“The 2018-19 final budget outcome shows that we have kept spending as a share of GDP in 2018-19 at 24.6 per cent of GDP, below the long-run average of 24.7 per cent for the second consecutive year, while also providing record levels of investment in essential services like hospitals, schools and aged care.”
Over the financial year, the government provided $80.2 billion towards healthcare ($4.2 billion more than the previous year), approximately $20 billion in Australian schools, ($1.7 billion more than in 2017-18) and $19.8 billion in aged care ($2.0 billion more than in 2017-18).
“These outcomes demonstrate that the government’s economic plan is working and confirm that the budget will be back in the black and back on track for the 2019-20 year,” they said.
The Treasurer and Finance Minister went on to note that Australia had completed its 28th consecutive year of economic growth and maintained its AAA credit rating, adding that the free trade agreements and strong commodity prices for exports had help see the current account “move into surplus for the first time since 1975”.
“The final budget outcome for 2018-19 further demonstrates that the government’s economic plan is working to create more jobs and to ensure Australia can continue to afford the essential services Australians rely on.
“In the year ahead, the economy will continue to be supported by the government’s economic plan as outlined in the 2019-20 budget, including the largest tax cuts in two decades, and our $100-billion pipeline of infrastructure investment,” they said.
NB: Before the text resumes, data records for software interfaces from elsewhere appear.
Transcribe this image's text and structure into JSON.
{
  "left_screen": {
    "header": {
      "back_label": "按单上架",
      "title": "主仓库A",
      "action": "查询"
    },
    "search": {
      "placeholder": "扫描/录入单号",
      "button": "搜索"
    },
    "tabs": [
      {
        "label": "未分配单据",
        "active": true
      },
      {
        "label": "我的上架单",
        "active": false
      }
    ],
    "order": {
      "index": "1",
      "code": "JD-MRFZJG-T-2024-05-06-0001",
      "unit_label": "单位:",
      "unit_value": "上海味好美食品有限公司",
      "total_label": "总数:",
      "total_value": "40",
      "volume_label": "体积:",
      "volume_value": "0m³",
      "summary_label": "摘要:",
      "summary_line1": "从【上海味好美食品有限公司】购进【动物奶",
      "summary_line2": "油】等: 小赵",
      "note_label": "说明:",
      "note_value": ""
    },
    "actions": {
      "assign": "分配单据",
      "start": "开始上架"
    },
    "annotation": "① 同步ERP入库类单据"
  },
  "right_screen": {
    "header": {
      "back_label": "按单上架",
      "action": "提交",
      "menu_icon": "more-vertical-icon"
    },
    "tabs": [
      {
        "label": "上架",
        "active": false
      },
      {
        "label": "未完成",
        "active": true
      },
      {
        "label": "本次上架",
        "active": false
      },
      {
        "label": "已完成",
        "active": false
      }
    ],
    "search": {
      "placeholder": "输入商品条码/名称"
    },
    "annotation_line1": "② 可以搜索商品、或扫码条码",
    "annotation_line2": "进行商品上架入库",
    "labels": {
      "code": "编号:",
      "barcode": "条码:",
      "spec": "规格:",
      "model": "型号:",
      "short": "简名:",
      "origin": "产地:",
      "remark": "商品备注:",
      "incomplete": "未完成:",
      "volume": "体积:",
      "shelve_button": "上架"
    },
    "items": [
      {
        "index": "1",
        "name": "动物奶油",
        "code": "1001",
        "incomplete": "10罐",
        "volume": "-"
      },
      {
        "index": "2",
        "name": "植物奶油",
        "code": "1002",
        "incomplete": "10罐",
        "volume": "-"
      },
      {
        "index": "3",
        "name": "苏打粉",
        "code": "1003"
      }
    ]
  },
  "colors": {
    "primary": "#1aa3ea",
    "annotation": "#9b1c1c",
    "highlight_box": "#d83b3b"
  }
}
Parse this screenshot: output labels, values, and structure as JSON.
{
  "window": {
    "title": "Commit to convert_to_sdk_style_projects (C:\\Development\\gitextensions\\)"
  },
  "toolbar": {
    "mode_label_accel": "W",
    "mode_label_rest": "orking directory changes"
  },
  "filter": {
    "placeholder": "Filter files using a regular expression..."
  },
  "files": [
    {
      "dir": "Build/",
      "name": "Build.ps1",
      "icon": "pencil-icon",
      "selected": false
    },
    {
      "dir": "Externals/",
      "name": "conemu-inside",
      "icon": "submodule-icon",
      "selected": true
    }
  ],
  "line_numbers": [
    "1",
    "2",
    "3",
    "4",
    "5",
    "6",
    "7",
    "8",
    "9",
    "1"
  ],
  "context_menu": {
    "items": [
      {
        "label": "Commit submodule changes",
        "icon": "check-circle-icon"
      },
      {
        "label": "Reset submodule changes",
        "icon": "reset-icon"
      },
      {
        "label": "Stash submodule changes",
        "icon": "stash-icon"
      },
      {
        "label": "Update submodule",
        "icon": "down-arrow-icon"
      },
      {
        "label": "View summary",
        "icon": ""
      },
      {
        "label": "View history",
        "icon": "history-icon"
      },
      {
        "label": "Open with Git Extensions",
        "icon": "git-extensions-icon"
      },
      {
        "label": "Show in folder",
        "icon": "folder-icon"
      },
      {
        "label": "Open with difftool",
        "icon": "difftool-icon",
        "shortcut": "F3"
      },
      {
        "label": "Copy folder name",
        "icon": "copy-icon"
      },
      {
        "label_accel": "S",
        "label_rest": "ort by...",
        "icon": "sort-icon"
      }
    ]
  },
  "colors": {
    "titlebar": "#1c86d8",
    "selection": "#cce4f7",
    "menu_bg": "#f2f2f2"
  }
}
[Related: Government unveils budget for 2019-20]
Annie Kane is the editor of Mortgage Business.
As well as writing news and features on the Australian mortgage market, financial regulation, fintechs and the wider lending market – Annie is also a regular contributor to the Mortgage Business Uncut podcast.
Before joining Momentum Media in 2016, Annie wrote for a range of business and consumer titles, including The Guardian (Australia), BBC Music Magazine, Elle (Australia), BBC Countryfile, BBC Homes & Antiques, and Resource magazine.